*** Opening Provided data ***

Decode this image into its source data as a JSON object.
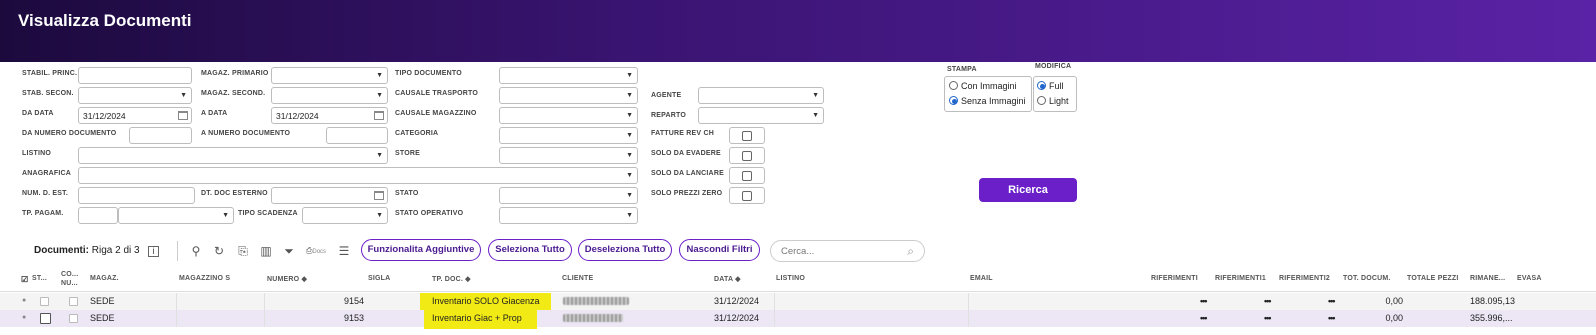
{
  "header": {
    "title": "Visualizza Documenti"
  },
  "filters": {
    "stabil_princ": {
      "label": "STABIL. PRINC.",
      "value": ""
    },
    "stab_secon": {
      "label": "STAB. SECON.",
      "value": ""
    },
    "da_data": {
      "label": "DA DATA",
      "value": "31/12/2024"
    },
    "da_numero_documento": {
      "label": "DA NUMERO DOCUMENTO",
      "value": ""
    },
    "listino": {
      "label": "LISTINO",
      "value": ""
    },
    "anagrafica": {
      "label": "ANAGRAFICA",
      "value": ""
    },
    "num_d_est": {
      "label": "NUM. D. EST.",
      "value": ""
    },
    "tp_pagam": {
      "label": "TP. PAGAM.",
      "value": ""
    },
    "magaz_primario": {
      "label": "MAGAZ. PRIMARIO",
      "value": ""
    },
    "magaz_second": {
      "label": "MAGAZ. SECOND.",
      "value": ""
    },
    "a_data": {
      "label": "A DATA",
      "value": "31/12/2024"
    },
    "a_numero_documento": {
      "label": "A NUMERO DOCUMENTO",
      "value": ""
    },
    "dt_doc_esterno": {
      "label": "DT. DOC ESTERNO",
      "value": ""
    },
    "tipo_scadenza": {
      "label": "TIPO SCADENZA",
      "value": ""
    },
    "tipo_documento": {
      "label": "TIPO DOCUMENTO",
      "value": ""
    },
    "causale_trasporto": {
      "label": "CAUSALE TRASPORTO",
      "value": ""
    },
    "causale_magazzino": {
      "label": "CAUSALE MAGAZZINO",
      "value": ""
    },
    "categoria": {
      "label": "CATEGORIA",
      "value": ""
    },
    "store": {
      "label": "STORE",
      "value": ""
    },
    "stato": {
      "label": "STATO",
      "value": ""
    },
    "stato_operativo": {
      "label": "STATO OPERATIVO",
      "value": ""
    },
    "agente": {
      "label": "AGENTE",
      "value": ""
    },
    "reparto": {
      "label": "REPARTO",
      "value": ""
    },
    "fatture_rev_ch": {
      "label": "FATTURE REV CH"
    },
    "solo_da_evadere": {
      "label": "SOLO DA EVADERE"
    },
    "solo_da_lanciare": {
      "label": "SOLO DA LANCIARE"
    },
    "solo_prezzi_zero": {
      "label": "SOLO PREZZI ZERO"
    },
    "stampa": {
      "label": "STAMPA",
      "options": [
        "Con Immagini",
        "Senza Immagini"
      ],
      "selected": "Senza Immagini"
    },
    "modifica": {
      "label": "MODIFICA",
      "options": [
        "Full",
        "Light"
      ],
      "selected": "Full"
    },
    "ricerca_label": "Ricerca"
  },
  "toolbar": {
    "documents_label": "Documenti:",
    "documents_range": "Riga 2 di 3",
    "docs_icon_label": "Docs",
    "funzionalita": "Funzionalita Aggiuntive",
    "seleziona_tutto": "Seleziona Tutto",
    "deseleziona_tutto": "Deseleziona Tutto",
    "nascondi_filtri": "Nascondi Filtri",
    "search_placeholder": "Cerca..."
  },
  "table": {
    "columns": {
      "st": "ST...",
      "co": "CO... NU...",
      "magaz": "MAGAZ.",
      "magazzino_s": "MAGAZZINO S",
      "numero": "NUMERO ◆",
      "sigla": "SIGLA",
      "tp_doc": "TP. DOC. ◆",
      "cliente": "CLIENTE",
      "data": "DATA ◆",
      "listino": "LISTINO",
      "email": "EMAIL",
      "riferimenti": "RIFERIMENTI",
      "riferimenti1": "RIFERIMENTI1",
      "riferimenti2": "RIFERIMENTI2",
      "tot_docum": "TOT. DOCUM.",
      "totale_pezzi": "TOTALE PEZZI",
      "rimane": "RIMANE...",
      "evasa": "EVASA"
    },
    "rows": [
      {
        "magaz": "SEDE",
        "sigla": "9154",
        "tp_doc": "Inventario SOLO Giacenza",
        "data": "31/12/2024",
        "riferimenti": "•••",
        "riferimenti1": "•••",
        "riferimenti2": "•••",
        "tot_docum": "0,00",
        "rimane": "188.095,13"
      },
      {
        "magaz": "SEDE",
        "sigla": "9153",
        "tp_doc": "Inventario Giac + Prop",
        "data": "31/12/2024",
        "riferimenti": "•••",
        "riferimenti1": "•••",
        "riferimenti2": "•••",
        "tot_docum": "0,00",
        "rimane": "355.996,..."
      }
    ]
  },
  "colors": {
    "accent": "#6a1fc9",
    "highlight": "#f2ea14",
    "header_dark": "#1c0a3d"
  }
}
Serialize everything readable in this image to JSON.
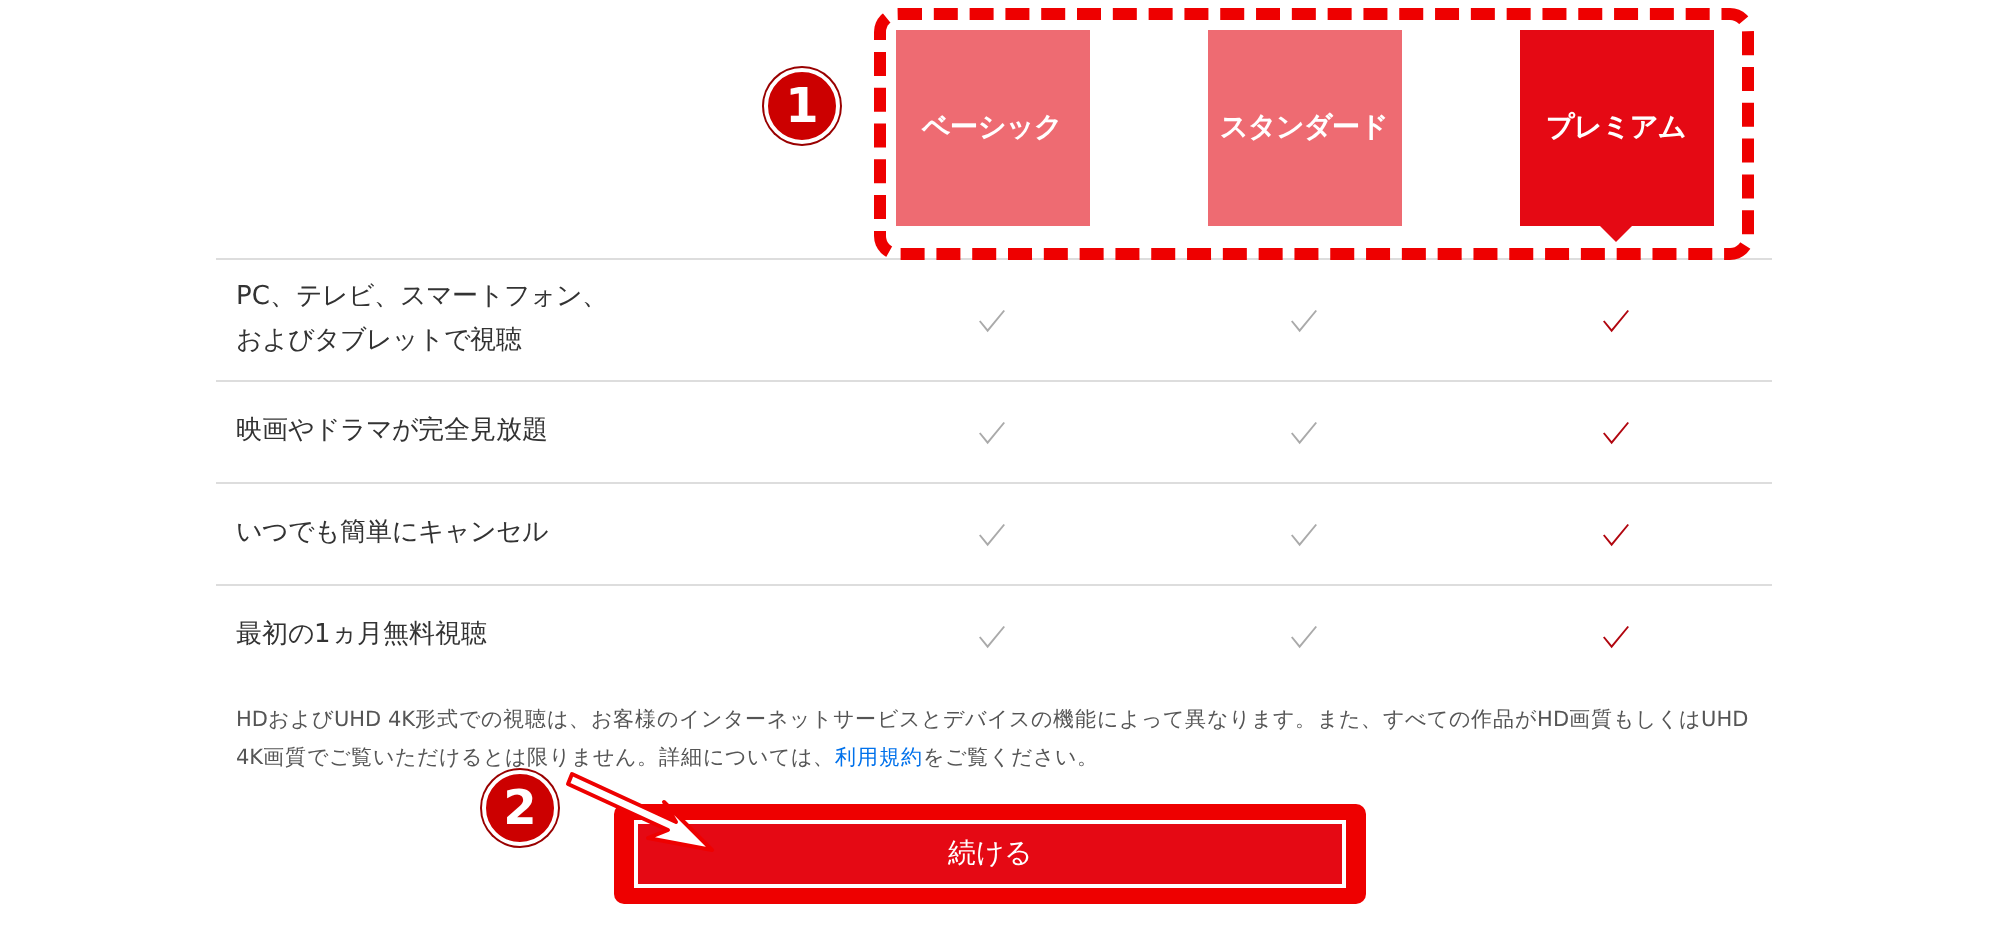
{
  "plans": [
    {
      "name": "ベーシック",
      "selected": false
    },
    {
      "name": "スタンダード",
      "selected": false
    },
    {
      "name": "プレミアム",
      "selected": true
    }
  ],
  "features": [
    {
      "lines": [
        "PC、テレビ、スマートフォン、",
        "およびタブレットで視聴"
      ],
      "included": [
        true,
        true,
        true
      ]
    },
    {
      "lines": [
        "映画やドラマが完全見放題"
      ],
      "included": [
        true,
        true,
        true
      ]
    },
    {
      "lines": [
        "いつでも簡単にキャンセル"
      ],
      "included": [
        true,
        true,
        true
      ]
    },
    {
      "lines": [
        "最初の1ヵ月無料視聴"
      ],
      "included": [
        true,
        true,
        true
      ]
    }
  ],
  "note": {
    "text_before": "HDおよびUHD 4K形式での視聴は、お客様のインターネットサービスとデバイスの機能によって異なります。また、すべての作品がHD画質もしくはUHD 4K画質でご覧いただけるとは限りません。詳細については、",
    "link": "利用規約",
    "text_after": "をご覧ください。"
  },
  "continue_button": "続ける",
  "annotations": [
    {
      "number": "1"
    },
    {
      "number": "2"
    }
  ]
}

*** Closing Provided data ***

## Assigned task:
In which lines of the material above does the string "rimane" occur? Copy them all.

## Answer to the problem:
      "rimane": "RIMANE...",
        "rimane": "188.095,13"
        "rimane": "355.996,..."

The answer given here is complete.